Taser Drones: Go or No?



Axon’s taser drones are designed to locate and tase possible shooters.

Jasmine L. and River Y.

As school shootings occur across America, the most recent (at this article’s publication) is the Nashville shooting in Tennessee, which took the lives of six people; the only way to stop the shooter, for now, is by overpowering force, usually by law enforcement. But as technology evolves, that is going to change.

In June 2022, a technology and weaponry manufacturing company called Axon had the idea to create remote-controlled drones armed with tasers to end a campus threat. However, the project stopped when some members of Axon’s ethics committee resigned in protest.

In an interview by NPR.org, Axon’s founder and CEO said, “We are pausing work on this project and refocusing to further engage with key constituencies to fully explore the best path forward.”

Some Day Creek students expressed enthusiasm about the project.

“It would be cool, it would be more cost efficient, and fewer lives would be sacrificed. It’s probably cheaper to buy one taser on a drone than to buy several tasers for several humans,” said 7th grader Wayne C.

It is, in fact, more affordable to buy a taser drone than to hire law enforcement and arm them with tasers. According to Glassdoor.com, a police officer in California earns an average salary of $65,000. Tasers cost between $400-$1500 each, whereas a taser drone only costs $1000 per year (not including maintenance fees).
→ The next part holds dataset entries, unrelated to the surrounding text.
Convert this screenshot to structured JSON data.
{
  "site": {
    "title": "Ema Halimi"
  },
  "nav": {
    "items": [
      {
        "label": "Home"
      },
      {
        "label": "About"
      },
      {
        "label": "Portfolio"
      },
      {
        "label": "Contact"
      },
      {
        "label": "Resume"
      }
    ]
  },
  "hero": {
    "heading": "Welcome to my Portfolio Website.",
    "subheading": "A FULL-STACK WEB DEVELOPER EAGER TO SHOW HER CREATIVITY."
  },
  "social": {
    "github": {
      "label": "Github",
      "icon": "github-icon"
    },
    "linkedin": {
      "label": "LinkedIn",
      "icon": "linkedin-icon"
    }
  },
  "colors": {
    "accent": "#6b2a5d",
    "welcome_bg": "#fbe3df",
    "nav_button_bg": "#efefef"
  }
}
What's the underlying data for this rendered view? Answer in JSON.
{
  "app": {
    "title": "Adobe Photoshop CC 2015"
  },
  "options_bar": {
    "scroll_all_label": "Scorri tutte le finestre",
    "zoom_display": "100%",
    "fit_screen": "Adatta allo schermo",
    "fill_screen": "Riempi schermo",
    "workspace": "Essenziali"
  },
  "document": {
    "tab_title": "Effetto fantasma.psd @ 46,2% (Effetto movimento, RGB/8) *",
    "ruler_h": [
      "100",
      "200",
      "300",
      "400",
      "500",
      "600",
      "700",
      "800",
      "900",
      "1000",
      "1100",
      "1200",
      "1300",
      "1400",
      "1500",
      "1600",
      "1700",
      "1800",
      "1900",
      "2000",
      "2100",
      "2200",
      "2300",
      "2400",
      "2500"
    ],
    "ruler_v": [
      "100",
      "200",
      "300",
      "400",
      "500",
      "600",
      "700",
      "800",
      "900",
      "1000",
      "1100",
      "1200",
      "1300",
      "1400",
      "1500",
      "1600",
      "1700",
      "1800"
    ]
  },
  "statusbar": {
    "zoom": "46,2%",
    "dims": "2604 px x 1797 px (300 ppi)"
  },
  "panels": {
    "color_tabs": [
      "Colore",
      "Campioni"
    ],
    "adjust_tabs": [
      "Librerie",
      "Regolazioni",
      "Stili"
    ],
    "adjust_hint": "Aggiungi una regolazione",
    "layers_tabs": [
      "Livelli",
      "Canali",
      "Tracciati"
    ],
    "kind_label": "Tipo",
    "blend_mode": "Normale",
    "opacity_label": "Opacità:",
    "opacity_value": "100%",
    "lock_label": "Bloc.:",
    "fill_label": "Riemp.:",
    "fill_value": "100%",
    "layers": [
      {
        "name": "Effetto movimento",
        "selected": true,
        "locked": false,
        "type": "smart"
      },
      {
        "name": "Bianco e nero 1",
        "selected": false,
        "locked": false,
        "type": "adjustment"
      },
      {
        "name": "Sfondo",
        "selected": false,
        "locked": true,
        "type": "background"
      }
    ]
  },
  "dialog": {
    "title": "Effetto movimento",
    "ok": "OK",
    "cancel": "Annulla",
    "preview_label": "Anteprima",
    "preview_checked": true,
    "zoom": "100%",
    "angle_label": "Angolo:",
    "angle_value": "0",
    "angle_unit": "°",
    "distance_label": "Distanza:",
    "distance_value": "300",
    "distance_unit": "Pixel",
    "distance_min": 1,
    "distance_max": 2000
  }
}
While some students see a benefit to these drones on campus, other students disagree. They fear the technology would be a safety hazard. 

“I think it is stupid because students could get tased by [the drones]. It can protect the students and all, but I still see a student accidentally getting tased by it,” said Sifan G. 

According to Fast Company, taser drones would be installed on class ceilings. If an active shooter is detected inside a room, a drone would be deployed to locate and tase a potential shooter. 

Despite the potential benefits, drones also raise safety concerns if there were a malfunction or a false-alarm.

“Having the drones around constantly or released when there’s a false warning could get dangerous and very chaotic. It’s not a person. You can’t just tell it to stop. It’ll just keep firing,” said Sydney T.

Though automatically released, the drones intend to be monitored by humans and AI, with available controls such as panic buttons through cameras. These tools can be used to decrease the possibility of a false-alarm and improve the drones’ reaction times.

There are also concerns about the necessity of drones on a campus where a threat is generally non-existent. 

“If it is a more safe community, we don’t have as much risk of a shooting happening. There’s a higher risk that it’ll end up harming citizens instead of helping them,” said Ruiee S. 

If needed, drones do not demonstrate emotion nor offer comfort toward bystanders.

“Drones can’t reassure students or help them feel safe, so they’re just guns flying around in the sky,” said Sydney T. 

Although it may seem like science fiction, schools with weaponized drones may be a reality as  security modernizes with campus needs.  

“We’re more dependent on technology now; these drones would help save lives. I’d feel safer knowing that there are devices used to help protect us without risking other people’s lives,” said Wayne C.